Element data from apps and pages
——————————

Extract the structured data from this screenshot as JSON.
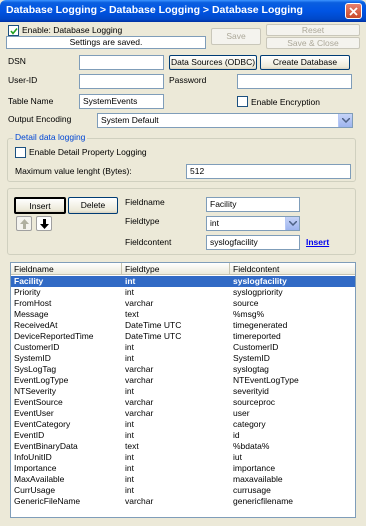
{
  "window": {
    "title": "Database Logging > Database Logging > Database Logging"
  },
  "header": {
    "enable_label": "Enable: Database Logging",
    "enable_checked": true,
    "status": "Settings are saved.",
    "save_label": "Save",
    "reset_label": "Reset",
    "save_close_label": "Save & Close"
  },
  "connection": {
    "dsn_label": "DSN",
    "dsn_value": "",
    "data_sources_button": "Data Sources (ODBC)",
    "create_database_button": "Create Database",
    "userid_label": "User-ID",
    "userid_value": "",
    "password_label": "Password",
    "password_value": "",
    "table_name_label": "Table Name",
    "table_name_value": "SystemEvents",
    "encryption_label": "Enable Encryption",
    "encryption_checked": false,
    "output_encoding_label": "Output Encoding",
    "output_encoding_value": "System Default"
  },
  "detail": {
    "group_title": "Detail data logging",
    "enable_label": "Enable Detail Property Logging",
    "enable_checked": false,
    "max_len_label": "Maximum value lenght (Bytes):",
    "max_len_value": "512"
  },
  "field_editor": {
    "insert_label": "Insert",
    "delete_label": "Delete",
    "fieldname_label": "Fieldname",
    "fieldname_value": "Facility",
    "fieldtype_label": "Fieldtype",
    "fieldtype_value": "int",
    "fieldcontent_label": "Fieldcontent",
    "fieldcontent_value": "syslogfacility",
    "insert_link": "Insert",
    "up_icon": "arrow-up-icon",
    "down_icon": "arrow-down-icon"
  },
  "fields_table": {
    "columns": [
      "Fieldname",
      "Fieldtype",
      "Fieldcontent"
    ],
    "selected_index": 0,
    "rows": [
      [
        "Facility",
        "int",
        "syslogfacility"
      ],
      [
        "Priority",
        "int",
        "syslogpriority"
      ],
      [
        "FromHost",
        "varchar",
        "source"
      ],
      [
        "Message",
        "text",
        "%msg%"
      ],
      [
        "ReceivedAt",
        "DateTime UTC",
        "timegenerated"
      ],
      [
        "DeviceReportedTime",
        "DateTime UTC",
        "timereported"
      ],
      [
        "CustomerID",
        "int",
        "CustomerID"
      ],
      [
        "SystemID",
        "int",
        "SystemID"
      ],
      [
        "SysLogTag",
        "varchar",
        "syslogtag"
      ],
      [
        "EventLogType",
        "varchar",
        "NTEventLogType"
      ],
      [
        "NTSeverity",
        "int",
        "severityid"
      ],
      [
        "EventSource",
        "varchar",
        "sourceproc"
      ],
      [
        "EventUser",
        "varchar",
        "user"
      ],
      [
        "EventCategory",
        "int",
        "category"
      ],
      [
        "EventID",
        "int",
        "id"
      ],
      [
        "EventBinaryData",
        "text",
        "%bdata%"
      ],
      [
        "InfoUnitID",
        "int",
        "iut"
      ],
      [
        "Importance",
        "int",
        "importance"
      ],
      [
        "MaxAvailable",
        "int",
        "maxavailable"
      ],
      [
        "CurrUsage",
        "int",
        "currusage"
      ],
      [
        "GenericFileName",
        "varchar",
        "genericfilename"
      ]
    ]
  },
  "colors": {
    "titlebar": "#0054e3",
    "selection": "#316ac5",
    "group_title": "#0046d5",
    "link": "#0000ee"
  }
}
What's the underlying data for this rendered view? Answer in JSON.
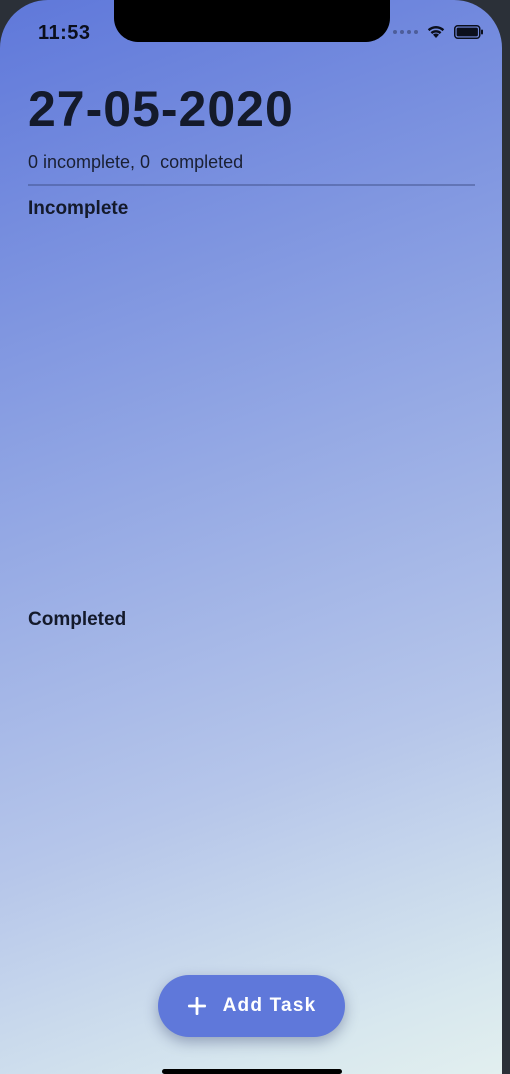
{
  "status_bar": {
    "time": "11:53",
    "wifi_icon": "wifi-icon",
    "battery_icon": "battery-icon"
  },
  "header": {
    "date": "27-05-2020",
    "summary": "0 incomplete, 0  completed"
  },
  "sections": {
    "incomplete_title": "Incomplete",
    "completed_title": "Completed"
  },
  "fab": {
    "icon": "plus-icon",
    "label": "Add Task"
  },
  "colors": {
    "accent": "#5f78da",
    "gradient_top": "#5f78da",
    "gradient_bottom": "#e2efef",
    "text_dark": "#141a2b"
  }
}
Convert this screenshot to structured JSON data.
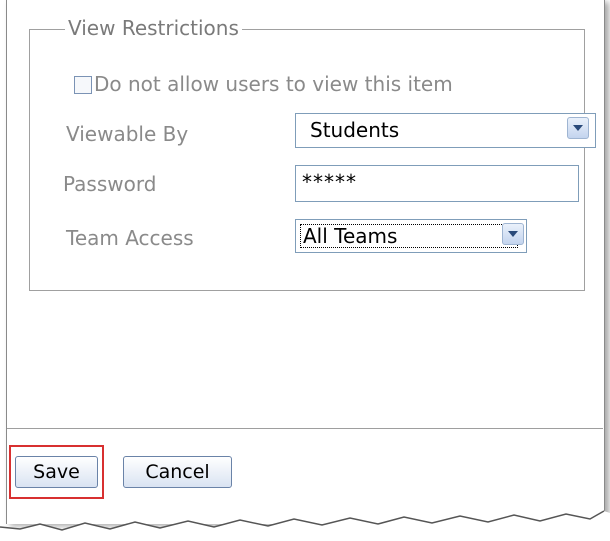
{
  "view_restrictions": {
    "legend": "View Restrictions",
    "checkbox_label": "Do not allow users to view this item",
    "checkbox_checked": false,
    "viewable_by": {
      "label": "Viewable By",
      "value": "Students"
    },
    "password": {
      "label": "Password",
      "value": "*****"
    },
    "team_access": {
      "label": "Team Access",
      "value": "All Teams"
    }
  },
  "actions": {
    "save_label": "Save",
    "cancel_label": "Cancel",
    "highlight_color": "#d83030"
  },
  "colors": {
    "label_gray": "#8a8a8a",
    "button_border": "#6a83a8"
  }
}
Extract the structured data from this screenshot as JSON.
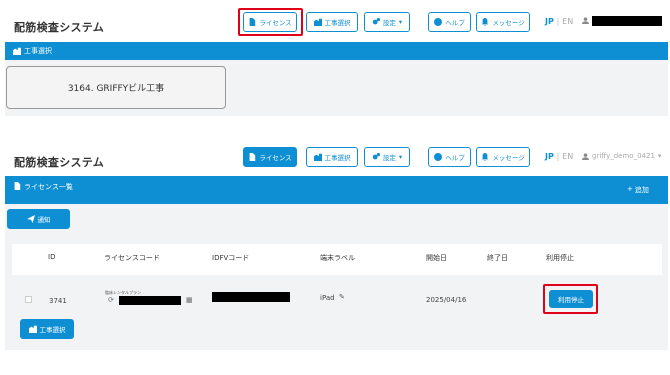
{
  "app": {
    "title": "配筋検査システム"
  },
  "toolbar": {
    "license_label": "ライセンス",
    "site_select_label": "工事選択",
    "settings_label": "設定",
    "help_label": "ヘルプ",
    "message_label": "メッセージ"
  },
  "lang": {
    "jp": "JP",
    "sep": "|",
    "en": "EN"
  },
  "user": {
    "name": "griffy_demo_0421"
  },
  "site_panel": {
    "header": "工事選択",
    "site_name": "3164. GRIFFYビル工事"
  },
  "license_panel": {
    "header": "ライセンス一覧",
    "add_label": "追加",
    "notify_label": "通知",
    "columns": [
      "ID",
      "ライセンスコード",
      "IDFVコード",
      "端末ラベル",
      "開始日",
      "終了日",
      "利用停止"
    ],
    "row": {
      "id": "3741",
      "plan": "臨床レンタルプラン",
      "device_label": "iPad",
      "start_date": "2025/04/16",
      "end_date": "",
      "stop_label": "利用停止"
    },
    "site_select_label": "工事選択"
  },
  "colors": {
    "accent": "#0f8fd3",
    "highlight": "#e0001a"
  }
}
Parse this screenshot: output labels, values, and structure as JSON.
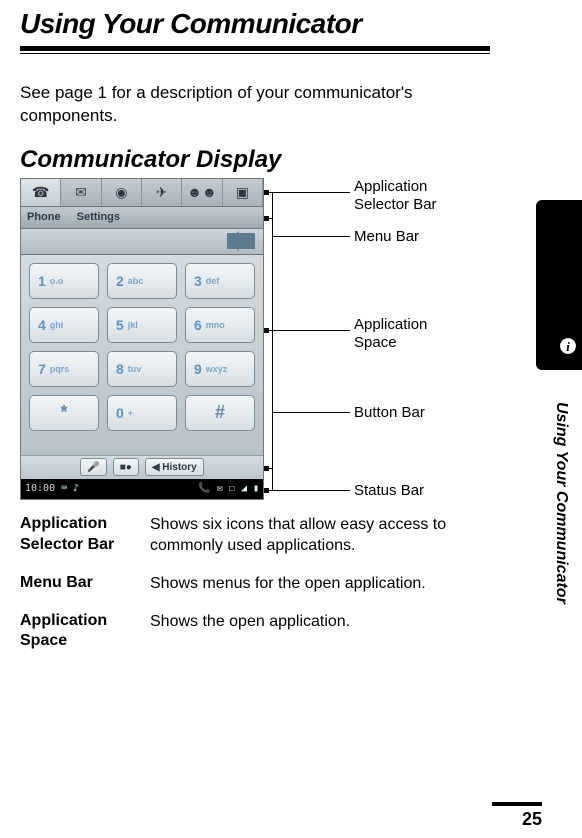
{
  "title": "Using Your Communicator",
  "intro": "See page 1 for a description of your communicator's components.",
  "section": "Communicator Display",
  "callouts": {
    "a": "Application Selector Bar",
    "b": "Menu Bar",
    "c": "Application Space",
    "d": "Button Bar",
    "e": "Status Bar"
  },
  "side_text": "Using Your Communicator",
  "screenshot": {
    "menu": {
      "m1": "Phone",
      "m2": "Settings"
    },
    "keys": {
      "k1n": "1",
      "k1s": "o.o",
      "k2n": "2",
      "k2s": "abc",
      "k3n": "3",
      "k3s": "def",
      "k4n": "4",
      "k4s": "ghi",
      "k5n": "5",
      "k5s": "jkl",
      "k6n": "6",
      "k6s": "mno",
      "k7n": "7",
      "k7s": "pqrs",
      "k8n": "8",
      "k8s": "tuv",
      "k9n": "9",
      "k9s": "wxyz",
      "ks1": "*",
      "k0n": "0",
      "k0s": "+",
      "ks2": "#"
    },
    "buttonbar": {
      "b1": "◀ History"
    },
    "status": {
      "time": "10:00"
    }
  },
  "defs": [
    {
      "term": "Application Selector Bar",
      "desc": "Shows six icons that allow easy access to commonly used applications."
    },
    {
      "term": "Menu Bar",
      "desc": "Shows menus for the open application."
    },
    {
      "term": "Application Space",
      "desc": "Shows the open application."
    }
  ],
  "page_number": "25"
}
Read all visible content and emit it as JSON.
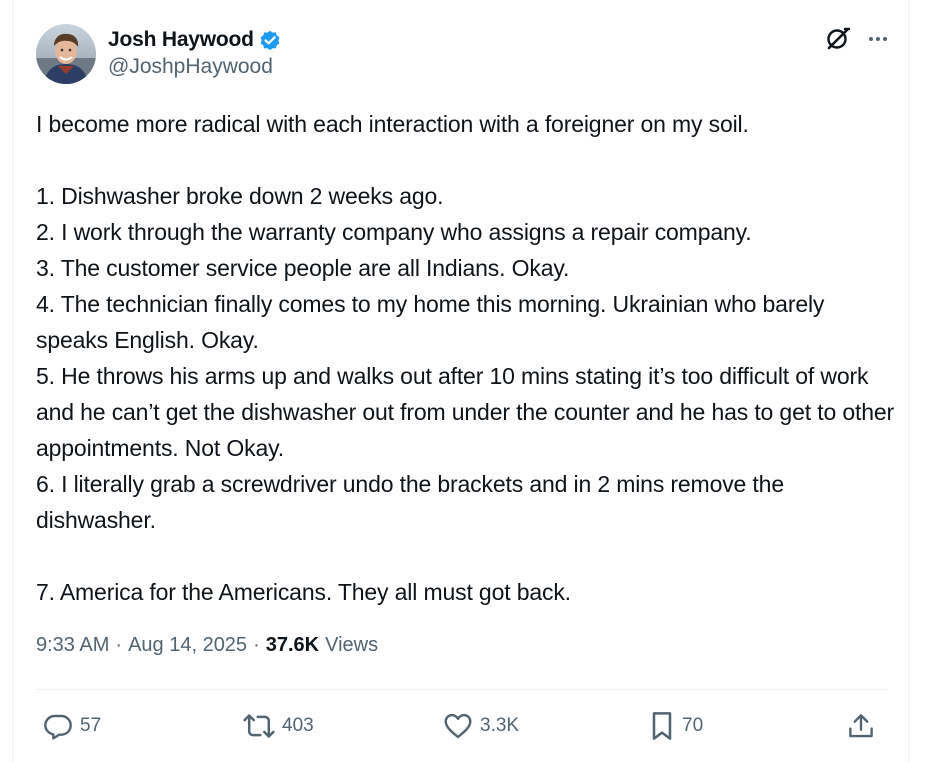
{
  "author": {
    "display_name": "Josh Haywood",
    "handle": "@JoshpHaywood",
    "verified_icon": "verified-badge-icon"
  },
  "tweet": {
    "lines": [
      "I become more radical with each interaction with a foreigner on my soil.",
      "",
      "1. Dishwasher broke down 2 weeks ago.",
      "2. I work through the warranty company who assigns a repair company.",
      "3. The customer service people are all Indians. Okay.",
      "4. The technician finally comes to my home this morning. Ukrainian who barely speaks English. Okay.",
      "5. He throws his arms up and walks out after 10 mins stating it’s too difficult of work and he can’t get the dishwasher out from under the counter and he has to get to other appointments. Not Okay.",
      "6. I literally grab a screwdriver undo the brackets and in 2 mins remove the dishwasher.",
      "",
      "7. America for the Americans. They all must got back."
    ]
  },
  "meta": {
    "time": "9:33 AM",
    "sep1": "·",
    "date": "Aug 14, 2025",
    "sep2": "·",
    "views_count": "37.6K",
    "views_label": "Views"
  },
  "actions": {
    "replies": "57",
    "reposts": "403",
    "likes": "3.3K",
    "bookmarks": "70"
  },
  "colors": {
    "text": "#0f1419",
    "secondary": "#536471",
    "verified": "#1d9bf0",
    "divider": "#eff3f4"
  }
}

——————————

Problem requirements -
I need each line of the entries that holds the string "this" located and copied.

Solution to the problem -
Extract the structured data from this screenshot as JSON.
What's the underlying data for this rendered view? Answer in JSON.
Convert this screenshot to structured JSON data.
    "checkbox_label": "Do not allow users to view this item",
Extract the structured data from this screenshot as JSON.
Parse this screenshot: output labels, values, and structure as JSON.
      "4. The technician finally comes to my home this morning. Ukrainian who barely speaks English. Okay.",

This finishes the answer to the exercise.